I just arrived yesterday in beautiful, sunny Durban, KwaZulu-Natal, South Africa yesterday to spend six weeks conducting pre-dissertation research. I previously visited Durban in summer 2013 as part of the University of Pennsylvania’s Summer Language Immersion Program and eThekwini (the Zulu name for Durban, meaning “harbor”) quickly became one of my favorite cities in the world. There are so many things to love about Durban, from the beaches (beautiful white sand beaches with perpetually warm water), the bunny chow (the Durban equivalent of a Philly cheesesteak), the numerous historical museums, archives, and sites (see some of them here and my list of places to visit below),and many lovely friends and family that I made last summer. Continue reading
I apologize for the lack of timely posts in the past few weeks. Since we completed all of our blog posts for HST 830, I haven’t been taking the time to be diligent in my blogging. But here are some updates for those of you who care to be updated. Continue reading
This weekend, I am attending the 10th Annual Sports in Africa Conference at Ohio University in Athens, Ohio. It’s been amazing (after just one day!) to be surrounded by a group of diverse scholars all working on sports-related topics throughout the African continent. But being here makes me realize that I should probably make a confession to whoever might be reading this: football is not my primary research focus. Continue reading
Below, you’ll find links to my contributions to #DayofDH 2014. This was my first time to participate and I can’t wait for next year. It was nice to see how other scholars utilize DH on a daily basis and also to have a forum to communicate (and commiserate) with other DH’ers. Feel free to leave comments here or my Day of DH blog.
My 2014 Day of DH Plans
#DayofDH: First thing’s first
#DayofDH=Day of Frustration?
#DayofDH: Digital Collaboration
#DayofDH Turns Into Night
Ringing out from political rallies, funerals, and activists in the street, “Amandla!” (“The power!” in isiZulu/isiXhosa) became a rallying cry for the struggle against apartheid. And the response, “Awethu!” (“Is ours!” in isiZulu/isiXhosa) united those who struggled together in a community of strength and determination. If any sound can embody the struggle, it is this refrain: “Amandla! Awethu!”

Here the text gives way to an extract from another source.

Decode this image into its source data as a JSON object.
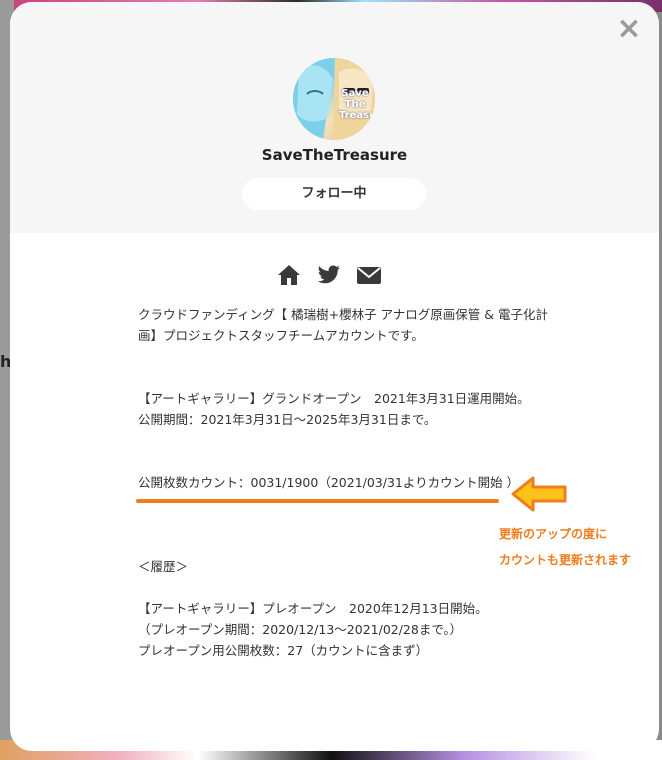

In my previous post, I discussed some of our readings this week which provided definitions for alternative academix. Bethany Nowviskie‘s definition, spelled out in “#alt-ac: alternative academic careers for humanities scholars,” is probably the most commonly cited. Alt-ac refers to, by Nowviskie’s definition, “alternative academic careers-particularly for positions within or around the academy but outside the ranks of the tenure-track teaching faculty.” While I understand Nowviskie’s definition, and others’ addenda to it, I have a bit of a problem with the way that this debate is framed. Continue reading

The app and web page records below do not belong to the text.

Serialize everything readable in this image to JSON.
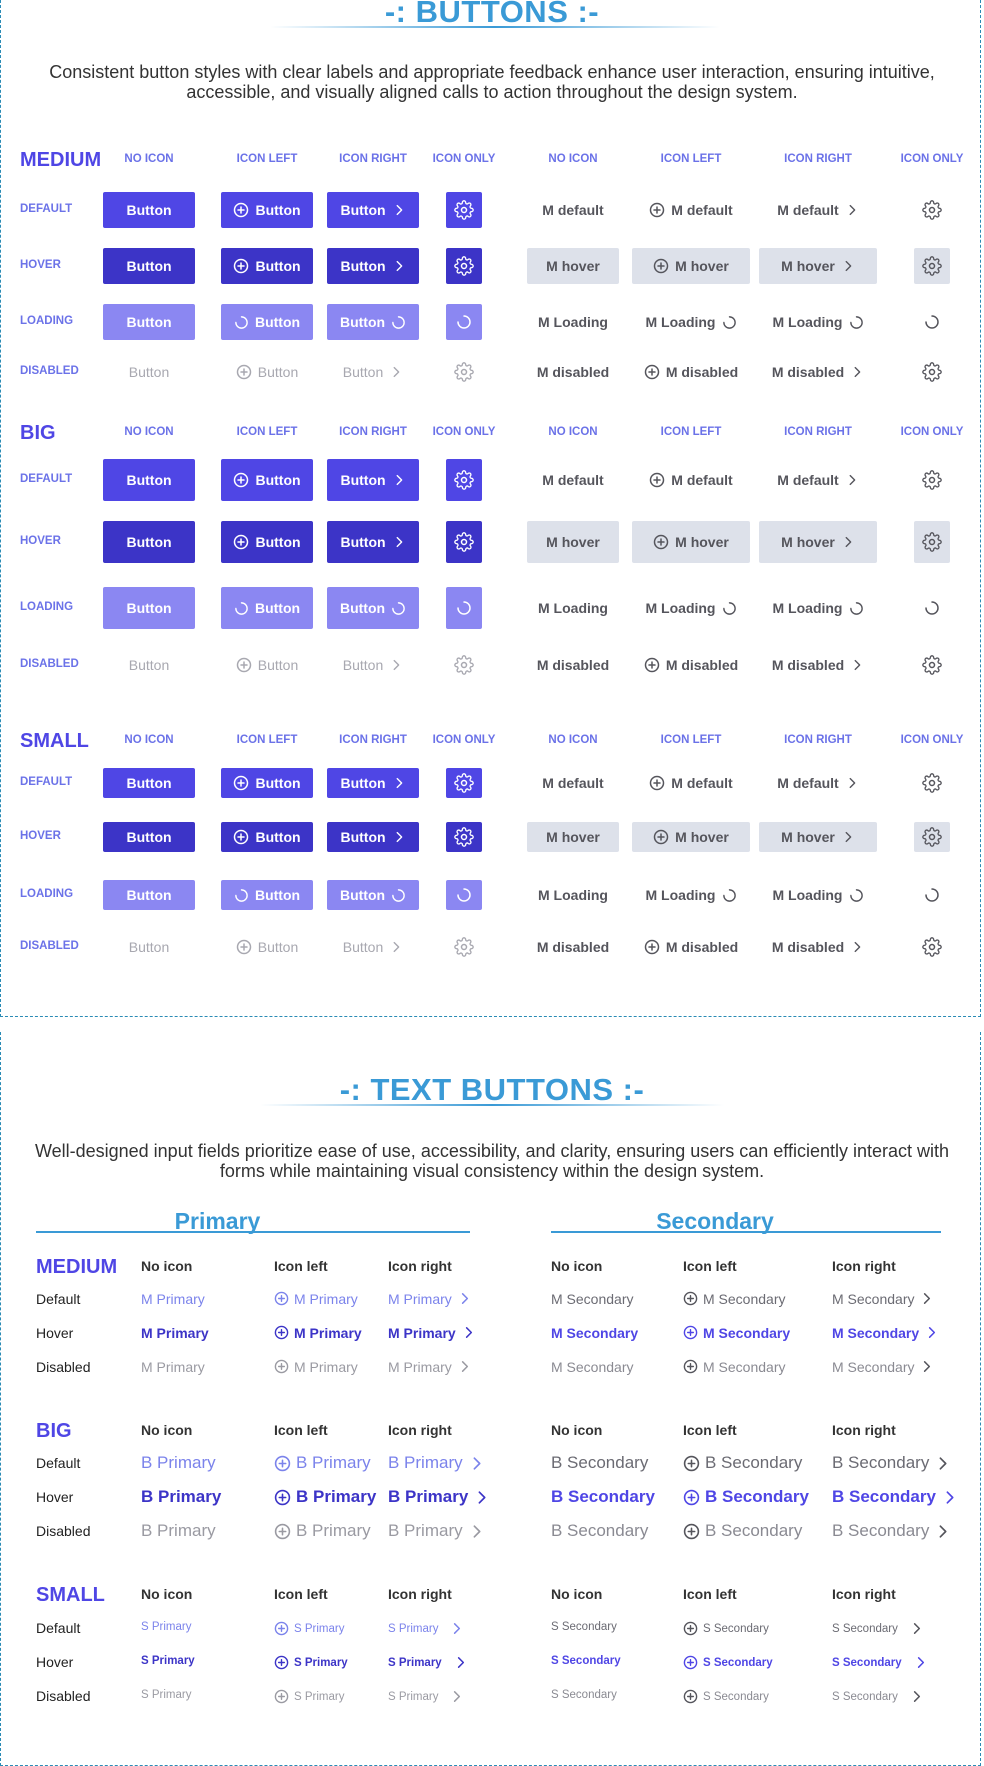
{
  "buttons": {
    "title": "-: BUTTONS :-",
    "description": "Consistent button styles with clear labels and appropriate feedback enhance user interaction, ensuring intuitive, accessible, and visually aligned calls to action throughout the design system.",
    "columns": [
      "NO ICON",
      "ICON LEFT",
      "ICON RIGHT",
      "ICON ONLY",
      "NO ICON",
      "ICON LEFT",
      "ICON RIGHT",
      "ICON ONLY"
    ],
    "states": [
      "DEFAULT",
      "HOVER",
      "LOADING",
      "DISABLED"
    ],
    "sizes": [
      "MEDIUM",
      "BIG",
      "SMALL"
    ],
    "primary_label": "Button",
    "secondary_labels": {
      "default": "M default",
      "hover": "M hover",
      "loading": "M Loading",
      "disabled": "M disabled"
    },
    "colors": {
      "primary_default": "#4f46e5",
      "primary_hover": "#3c34c7",
      "primary_loading": "#8b87f2",
      "secondary_hover_bg": "#dde1ea",
      "accent": "#3a9ad6"
    }
  },
  "text_buttons": {
    "title": "-: TEXT BUTTONS :-",
    "description": "Well-designed input fields prioritize ease of use, accessibility, and clarity, ensuring users can efficiently interact with forms while maintaining visual consistency within the design system.",
    "primary_heading": "Primary",
    "secondary_heading": "Secondary",
    "columns": [
      "No icon",
      "Icon left",
      "Icon right"
    ],
    "states": [
      "Default",
      "Hover",
      "Disabled"
    ],
    "sizes": [
      "MEDIUM",
      "BIG",
      "SMALL"
    ],
    "labels": {
      "medium_primary": "M Primary",
      "medium_secondary": "M Secondary",
      "big_primary": "B Primary",
      "big_secondary": "B Secondary",
      "small_primary": "S Primary",
      "small_secondary": "S Secondary"
    },
    "colors": {
      "primary_default": "#7b83eb",
      "primary_hover": "#3c34c7",
      "primary_disabled": "#9a9aa2",
      "secondary_default": "#6b6b73",
      "secondary_hover": "#4f46e5",
      "secondary_disabled": "#8a8a92"
    }
  }
}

When I first started this blog, I let it sit for months (literally) before I posted anything. The thought of putting my work out there, beyond the reach of my advisers and classmates, was a terrifying prospect (and still kind of is). The immediacy of the digital format is, simultaneously, exciting and intimidating. Instead of going through months of reviews and revisions, you write something, click publish, and suddenly your work is out there, open for commentary by anyone who might come across it in their internet browsing. I think this phobia is pretty routine (the responses to this blog by readers on Twitter suggests it’s fairly common), but reflecting on this hesitancy, coupled with the readings this week, I’m beginning to realize that my training as a historian (similar to the way that it has made me look at history as a powerful tool) had a lot to do with these initial sentiments.

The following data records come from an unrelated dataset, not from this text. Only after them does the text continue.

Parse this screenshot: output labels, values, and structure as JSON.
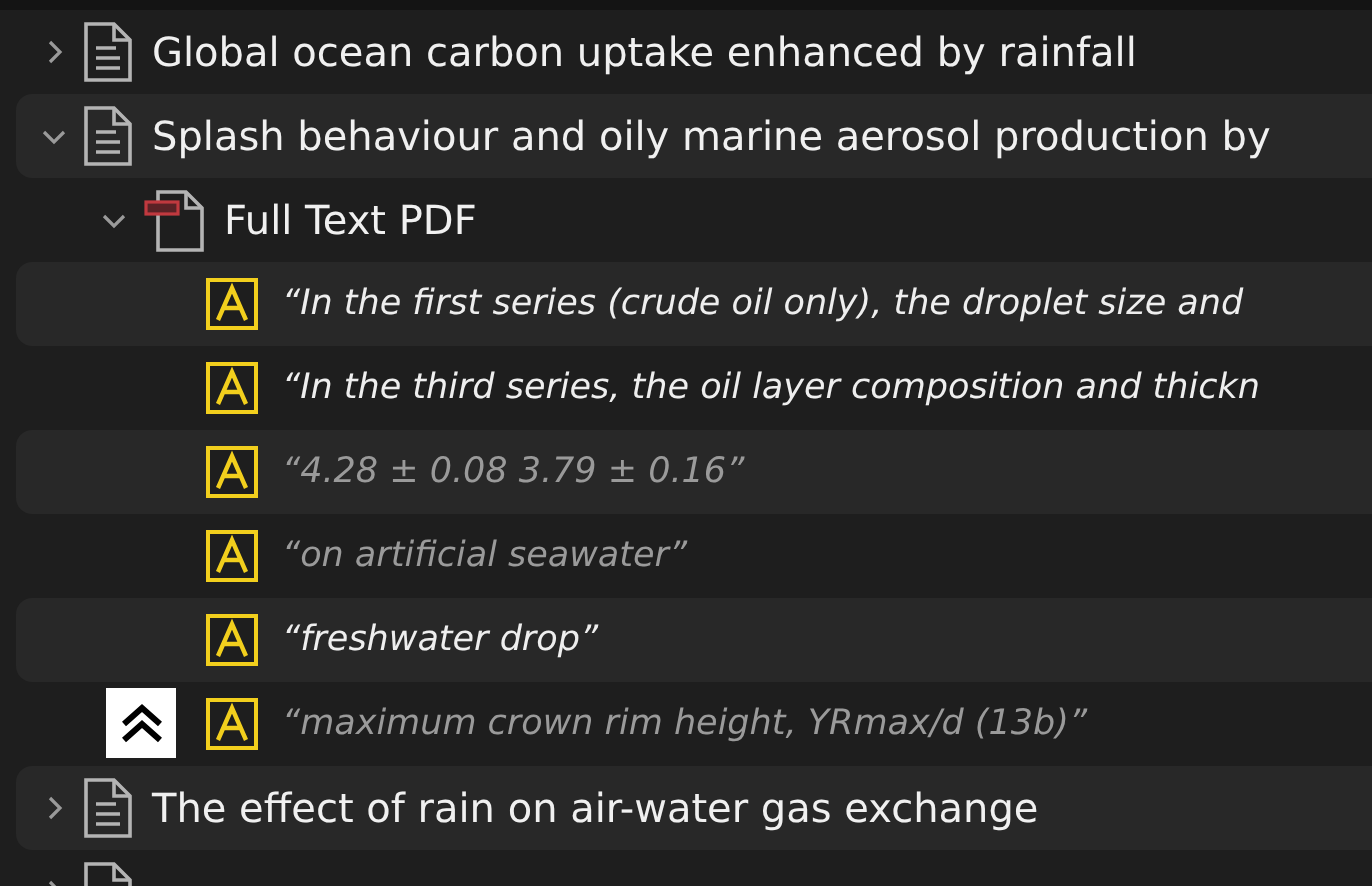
{
  "items": [
    {
      "kind": "document",
      "title": "Global ocean carbon uptake enhanced by rainfall",
      "expanded": false
    },
    {
      "kind": "document",
      "title": "Splash behaviour and oily marine aerosol production by",
      "expanded": true,
      "children": [
        {
          "kind": "pdf",
          "title": "Full Text PDF",
          "expanded": true,
          "children": [
            {
              "kind": "annotation",
              "title": "“In the first series (crude oil only), the droplet size and",
              "dimmed": false,
              "jump_button": false
            },
            {
              "kind": "annotation",
              "title": "“In the third series, the oil layer composition and thickn",
              "dimmed": false,
              "jump_button": false
            },
            {
              "kind": "annotation",
              "title": "“4.28 ± 0.08 3.79 ± 0.16”",
              "dimmed": true,
              "jump_button": false
            },
            {
              "kind": "annotation",
              "title": "“on artificial seawater”",
              "dimmed": true,
              "jump_button": false
            },
            {
              "kind": "annotation",
              "title": "“freshwater drop”",
              "dimmed": false,
              "jump_button": false
            },
            {
              "kind": "annotation",
              "title": "“maximum crown rim height, YRmax/d (13b)”",
              "dimmed": true,
              "jump_button": true
            }
          ]
        }
      ]
    },
    {
      "kind": "document",
      "title": "The effect of rain on air-water gas exchange",
      "expanded": false
    },
    {
      "kind": "document",
      "expanded": false
    }
  ]
}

This semester, I have found myself thinking a lot about digital pedagogy, not only because I am designing a course on South African sport culture for my capstone project in South African History in a Digital Age, but also because I plan to integrate teaching resources into my CHI project, Imbiza. Designing course plans, as well as materials for use by other instructors, has really forced me to reconsider how I, as an aspiring professional historian, approach materials and content versus how students, with limited knowledge and experience in historical thinking, experience and conceive of those same materials.